Only lines holding "dmtec" are needed; copy each of them from the data below.
Content starts
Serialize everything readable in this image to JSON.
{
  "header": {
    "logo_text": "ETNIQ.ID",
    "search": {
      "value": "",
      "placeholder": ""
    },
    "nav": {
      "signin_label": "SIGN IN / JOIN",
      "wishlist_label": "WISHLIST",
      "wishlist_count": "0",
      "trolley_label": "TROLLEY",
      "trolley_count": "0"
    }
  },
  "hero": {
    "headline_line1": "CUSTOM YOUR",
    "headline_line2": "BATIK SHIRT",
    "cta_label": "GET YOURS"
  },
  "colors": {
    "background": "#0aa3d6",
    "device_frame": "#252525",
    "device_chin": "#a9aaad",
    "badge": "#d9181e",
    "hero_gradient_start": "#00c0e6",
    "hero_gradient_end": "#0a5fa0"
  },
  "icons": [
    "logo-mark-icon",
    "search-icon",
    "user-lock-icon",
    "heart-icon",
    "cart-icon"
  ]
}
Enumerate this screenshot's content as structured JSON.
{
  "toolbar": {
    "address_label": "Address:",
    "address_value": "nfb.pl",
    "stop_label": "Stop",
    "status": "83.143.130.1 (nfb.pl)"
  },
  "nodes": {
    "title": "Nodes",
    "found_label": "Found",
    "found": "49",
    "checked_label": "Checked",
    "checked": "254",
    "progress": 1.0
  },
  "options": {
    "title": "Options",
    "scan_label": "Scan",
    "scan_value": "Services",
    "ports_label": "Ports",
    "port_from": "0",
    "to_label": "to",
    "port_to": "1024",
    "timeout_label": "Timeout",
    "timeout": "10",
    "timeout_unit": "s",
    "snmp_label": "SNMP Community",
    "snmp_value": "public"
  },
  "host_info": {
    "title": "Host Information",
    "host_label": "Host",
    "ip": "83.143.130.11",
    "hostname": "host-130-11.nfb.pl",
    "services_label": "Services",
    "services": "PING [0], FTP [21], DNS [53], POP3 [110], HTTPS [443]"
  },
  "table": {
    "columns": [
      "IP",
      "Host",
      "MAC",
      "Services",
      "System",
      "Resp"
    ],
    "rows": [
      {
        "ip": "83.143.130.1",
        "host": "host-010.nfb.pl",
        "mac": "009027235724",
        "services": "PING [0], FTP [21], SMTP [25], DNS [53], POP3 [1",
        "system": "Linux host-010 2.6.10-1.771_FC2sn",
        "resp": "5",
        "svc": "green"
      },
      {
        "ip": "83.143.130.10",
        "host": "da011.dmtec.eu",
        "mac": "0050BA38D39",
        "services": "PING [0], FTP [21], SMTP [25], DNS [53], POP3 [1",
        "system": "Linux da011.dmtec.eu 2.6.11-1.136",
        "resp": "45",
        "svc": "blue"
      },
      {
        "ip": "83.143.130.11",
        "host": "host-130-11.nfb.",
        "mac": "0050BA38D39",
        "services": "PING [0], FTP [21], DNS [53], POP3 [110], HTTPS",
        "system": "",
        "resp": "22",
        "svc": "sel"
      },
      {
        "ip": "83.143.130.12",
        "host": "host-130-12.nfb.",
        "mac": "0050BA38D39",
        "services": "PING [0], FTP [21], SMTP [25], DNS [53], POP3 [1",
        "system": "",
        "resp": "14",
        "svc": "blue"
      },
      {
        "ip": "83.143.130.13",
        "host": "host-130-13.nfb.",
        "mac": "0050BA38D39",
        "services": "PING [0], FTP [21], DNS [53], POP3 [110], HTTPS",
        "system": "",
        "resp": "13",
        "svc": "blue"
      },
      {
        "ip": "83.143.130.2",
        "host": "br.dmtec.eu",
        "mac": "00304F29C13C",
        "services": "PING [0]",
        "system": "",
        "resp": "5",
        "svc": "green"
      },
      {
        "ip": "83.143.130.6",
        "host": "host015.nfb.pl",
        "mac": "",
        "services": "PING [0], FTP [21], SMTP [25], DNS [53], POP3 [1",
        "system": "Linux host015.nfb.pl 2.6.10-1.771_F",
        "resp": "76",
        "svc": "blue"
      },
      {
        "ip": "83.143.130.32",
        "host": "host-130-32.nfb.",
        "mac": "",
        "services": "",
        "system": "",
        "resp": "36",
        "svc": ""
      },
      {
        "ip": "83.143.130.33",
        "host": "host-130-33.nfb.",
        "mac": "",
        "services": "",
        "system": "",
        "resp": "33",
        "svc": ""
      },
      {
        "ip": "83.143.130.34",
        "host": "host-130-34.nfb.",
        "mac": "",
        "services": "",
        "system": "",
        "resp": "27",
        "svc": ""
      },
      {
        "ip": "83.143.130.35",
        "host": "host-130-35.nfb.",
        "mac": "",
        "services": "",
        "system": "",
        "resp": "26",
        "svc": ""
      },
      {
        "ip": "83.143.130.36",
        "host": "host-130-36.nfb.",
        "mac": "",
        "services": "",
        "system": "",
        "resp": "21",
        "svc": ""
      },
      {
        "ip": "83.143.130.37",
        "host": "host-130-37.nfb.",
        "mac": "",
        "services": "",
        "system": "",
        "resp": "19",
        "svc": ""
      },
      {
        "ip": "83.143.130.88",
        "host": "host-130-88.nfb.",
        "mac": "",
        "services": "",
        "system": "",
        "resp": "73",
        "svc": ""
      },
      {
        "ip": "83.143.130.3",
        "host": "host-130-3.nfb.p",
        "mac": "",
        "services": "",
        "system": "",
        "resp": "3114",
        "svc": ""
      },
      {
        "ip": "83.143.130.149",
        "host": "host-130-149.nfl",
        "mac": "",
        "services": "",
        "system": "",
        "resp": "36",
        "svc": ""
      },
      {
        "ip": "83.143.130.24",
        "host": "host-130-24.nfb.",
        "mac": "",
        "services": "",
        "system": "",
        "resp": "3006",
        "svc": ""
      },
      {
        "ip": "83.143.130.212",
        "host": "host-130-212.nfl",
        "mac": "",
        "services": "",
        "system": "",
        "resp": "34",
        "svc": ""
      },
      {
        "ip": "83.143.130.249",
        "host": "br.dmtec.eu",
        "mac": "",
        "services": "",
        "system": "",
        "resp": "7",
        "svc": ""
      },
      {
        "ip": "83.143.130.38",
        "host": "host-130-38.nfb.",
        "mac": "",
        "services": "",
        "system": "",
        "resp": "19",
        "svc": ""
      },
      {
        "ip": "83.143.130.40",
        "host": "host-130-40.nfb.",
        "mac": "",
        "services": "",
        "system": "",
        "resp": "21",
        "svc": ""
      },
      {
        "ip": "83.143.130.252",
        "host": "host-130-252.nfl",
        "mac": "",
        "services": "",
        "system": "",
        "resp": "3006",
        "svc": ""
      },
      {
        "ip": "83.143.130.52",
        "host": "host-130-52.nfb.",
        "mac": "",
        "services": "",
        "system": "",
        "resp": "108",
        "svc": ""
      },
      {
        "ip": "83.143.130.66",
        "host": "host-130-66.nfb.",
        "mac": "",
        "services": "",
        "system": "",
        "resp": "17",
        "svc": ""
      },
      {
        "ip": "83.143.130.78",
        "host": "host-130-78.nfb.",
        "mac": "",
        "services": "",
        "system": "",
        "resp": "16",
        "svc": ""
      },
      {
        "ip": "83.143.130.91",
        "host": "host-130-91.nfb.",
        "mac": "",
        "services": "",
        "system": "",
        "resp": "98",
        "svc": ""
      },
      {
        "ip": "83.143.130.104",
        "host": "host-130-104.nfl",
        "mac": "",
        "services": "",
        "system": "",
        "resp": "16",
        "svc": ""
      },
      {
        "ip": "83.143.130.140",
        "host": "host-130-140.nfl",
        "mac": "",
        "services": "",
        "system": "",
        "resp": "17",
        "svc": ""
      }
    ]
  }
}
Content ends
### Answer for the task
        "host": "da011.dmtec.eu",
        "system": "Linux da011.dmtec.eu 2.6.11-1.136",
        "host": "br.dmtec.eu",
        "host": "br.dmtec.eu",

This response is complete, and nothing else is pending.